What the task asks: Tally the lines below that contain the word "username". Only the total should be given.
..........
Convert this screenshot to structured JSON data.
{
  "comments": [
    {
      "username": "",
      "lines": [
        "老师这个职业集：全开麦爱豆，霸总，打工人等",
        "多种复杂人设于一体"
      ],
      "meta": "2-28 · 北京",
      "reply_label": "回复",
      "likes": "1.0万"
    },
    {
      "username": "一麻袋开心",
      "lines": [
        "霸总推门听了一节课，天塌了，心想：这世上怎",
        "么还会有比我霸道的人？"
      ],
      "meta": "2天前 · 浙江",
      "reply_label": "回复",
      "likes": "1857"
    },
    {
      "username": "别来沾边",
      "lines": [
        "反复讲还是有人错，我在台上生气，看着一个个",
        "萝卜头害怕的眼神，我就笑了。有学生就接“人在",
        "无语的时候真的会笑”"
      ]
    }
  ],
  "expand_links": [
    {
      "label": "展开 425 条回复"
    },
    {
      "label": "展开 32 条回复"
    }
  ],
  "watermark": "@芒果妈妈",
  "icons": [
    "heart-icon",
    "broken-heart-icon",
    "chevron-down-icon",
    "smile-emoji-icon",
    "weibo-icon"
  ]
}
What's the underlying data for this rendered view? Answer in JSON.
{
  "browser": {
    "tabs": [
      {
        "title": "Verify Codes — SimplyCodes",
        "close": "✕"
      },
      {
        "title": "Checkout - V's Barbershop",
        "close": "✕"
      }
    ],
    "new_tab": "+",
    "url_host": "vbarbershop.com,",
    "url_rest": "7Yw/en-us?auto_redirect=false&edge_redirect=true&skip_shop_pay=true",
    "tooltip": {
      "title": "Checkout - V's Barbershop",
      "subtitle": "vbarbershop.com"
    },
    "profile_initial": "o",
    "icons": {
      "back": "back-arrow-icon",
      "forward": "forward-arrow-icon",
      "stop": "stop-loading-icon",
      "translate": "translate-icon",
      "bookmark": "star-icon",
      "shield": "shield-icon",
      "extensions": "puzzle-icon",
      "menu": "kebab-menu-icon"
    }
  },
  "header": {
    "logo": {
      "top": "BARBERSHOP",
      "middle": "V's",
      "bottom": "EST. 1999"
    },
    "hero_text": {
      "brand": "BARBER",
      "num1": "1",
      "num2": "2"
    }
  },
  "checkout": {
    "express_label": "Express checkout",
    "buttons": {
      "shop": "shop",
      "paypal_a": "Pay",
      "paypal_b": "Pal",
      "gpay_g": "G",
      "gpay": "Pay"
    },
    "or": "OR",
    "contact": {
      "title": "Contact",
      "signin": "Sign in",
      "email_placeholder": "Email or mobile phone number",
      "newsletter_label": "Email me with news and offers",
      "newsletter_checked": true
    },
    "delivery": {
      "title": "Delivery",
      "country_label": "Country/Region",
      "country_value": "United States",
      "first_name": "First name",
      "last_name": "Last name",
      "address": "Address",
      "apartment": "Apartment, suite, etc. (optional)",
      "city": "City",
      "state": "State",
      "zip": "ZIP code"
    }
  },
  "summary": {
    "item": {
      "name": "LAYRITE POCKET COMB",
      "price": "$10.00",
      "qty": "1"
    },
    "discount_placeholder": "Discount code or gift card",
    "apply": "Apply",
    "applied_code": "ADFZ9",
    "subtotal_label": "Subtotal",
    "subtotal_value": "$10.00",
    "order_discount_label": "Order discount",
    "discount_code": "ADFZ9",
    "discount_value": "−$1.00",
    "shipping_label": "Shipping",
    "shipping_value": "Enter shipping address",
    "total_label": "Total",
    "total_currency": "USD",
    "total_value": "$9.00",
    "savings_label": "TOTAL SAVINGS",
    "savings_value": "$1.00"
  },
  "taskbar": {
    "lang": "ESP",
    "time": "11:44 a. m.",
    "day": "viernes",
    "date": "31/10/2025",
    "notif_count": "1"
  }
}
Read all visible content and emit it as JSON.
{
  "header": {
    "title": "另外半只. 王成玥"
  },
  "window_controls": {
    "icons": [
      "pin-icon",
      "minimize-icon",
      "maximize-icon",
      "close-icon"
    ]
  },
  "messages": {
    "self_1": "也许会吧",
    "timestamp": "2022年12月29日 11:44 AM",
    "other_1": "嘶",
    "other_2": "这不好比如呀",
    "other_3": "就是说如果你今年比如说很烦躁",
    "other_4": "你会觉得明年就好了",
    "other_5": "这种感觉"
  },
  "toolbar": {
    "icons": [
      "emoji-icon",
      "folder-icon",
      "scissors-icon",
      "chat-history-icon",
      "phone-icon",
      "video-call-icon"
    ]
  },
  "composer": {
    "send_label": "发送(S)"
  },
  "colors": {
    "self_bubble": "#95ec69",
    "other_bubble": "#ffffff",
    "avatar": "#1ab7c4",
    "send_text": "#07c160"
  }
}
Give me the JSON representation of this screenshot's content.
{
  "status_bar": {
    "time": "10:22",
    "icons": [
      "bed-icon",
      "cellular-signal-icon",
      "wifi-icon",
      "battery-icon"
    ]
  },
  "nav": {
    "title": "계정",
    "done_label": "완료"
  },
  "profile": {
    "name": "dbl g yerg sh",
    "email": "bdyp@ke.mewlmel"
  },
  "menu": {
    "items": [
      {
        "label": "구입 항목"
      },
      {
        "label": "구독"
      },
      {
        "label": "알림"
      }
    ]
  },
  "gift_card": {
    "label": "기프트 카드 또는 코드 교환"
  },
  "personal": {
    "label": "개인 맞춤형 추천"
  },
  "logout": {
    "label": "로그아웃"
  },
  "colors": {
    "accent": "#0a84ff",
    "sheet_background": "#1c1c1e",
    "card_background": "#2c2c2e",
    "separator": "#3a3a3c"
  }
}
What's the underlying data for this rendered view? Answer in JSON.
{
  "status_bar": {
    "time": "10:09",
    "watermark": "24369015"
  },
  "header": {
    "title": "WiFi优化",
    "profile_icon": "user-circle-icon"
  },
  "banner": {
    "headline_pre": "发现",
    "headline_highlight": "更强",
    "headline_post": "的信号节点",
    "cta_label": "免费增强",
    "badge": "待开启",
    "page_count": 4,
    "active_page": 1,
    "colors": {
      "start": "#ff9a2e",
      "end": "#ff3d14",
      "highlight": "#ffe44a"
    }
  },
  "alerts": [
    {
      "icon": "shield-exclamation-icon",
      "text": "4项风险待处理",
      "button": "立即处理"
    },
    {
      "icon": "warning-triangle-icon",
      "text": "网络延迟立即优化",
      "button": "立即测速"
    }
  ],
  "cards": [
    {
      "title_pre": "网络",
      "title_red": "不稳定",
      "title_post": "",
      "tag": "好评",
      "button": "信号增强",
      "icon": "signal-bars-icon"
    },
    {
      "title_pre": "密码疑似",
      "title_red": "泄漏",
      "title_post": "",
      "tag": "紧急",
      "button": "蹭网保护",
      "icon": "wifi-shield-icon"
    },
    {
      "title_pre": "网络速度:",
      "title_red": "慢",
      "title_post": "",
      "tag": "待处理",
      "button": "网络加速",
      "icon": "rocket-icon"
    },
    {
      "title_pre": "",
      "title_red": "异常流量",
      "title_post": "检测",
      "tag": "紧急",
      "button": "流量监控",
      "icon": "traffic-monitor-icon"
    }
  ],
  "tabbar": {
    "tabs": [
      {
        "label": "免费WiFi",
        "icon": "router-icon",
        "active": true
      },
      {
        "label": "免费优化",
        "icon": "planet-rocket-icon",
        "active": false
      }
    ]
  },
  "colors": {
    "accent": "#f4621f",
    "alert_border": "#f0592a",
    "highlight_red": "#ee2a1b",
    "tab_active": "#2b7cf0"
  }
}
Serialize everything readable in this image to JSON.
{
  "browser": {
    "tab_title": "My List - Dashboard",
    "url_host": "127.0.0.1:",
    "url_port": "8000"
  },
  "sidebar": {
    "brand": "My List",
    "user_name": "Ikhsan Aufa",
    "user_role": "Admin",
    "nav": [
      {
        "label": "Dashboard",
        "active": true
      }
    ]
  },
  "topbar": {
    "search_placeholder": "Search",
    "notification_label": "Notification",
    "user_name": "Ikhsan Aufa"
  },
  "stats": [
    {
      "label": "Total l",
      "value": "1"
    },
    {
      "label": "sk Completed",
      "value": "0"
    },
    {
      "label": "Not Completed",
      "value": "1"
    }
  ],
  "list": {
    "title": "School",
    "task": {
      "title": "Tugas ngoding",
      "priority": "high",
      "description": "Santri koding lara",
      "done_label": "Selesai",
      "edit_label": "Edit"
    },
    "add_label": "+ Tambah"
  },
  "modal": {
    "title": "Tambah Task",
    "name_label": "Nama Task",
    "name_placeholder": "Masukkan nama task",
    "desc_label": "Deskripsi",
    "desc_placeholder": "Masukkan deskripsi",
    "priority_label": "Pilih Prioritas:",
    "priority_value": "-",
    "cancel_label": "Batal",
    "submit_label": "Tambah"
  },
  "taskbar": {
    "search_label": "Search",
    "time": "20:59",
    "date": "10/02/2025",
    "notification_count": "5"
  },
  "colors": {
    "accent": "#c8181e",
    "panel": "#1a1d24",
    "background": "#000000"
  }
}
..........
Answer for the task: 3